═════ Information supplied

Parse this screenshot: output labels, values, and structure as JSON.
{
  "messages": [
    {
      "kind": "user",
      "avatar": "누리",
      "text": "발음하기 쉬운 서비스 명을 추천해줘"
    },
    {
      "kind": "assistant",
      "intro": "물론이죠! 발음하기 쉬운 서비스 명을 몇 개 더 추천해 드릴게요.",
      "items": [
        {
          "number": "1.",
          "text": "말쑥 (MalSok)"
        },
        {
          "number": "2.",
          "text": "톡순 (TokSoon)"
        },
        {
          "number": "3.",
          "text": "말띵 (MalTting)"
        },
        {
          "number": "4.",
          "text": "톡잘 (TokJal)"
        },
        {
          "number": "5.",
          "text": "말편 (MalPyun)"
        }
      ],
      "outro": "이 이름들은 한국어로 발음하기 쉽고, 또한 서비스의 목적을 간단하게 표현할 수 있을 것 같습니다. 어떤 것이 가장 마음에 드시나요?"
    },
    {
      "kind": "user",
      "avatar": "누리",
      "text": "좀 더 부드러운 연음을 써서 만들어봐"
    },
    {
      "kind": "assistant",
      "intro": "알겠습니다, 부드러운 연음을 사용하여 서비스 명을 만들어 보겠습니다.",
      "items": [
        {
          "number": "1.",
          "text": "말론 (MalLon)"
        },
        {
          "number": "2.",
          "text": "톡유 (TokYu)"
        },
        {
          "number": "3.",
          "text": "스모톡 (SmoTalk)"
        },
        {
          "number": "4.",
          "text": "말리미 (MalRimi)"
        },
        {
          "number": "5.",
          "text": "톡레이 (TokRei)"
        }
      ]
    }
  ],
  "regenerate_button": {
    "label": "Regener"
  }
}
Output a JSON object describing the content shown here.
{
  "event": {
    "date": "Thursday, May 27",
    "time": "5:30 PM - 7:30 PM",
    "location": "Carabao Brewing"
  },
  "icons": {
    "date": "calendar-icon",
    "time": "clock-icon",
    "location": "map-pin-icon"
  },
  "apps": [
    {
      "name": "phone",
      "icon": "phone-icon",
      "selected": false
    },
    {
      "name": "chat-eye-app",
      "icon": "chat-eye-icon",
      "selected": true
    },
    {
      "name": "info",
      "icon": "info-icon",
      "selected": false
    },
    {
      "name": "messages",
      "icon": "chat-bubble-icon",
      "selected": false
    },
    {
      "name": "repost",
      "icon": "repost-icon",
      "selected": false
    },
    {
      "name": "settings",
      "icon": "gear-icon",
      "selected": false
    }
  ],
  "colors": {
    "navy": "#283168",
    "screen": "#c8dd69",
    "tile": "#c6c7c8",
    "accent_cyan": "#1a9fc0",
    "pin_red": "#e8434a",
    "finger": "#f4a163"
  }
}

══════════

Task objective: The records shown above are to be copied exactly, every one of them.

Exercise solution:
Parse this screenshot: output labels, values, and structure as JSON.
{
  "messages": [
    {
      "kind": "user",
      "avatar": "누리",
      "text": "발음하기 쉬운 서비스 명을 추천해줘"
    },
    {
      "kind": "assistant",
      "intro": "물론이죠! 발음하기 쉬운 서비스 명을 몇 개 더 추천해 드릴게요.",
      "items": [
        {
          "number": "1.",
          "text": "말쑥 (MalSok)"
        },
        {
          "number": "2.",
          "text": "톡순 (TokSoon)"
        },
        {
          "number": "3.",
          "text": "말띵 (MalTting)"
        },
        {
          "number": "4.",
          "text": "톡잘 (TokJal)"
        },
        {
          "number": "5.",
          "text": "말편 (MalPyun)"
        }
      ],
      "outro": "이 이름들은 한국어로 발음하기 쉽고, 또한 서비스의 목적을 간단하게 표현할 수 있을 것 같습니다. 어떤 것이 가장 마음에 드시나요?"
    },
    {
      "kind": "user",
      "avatar": "누리",
      "text": "좀 더 부드러운 연음을 써서 만들어봐"
    },
    {
      "kind": "assistant",
      "intro": "알겠습니다, 부드러운 연음을 사용하여 서비스 명을 만들어 보겠습니다.",
      "items": [
        {
          "number": "1.",
          "text": "말론 (MalLon)"
        },
        {
          "number": "2.",
          "text": "톡유 (TokYu)"
        },
        {
          "number": "3.",
          "text": "스모톡 (SmoTalk)"
        },
        {
          "number": "4.",
          "text": "말리미 (MalRimi)"
        },
        {
          "number": "5.",
          "text": "톡레이 (TokRei)"
        }
      ]
    }
  ],
  "regenerate_button": {
    "label": "Regener"
  }
}
Output a JSON object describing the content shown here.
{
  "event": {
    "date": "Thursday, May 27",
    "time": "5:30 PM - 7:30 PM",
    "location": "Carabao Brewing"
  },
  "icons": {
    "date": "calendar-icon",
    "time": "clock-icon",
    "location": "map-pin-icon"
  },
  "apps": [
    {
      "name": "phone",
      "icon": "phone-icon",
      "selected": false
    },
    {
      "name": "chat-eye-app",
      "icon": "chat-eye-icon",
      "selected": true
    },
    {
      "name": "info",
      "icon": "info-icon",
      "selected": false
    },
    {
      "name": "messages",
      "icon": "chat-bubble-icon",
      "selected": false
    },
    {
      "name": "repost",
      "icon": "repost-icon",
      "selected": false
    },
    {
      "name": "settings",
      "icon": "gear-icon",
      "selected": false
    }
  ],
  "colors": {
    "navy": "#283168",
    "screen": "#c8dd69",
    "tile": "#c6c7c8",
    "accent_cyan": "#1a9fc0",
    "pin_red": "#e8434a",
    "finger": "#f4a163"
  }
}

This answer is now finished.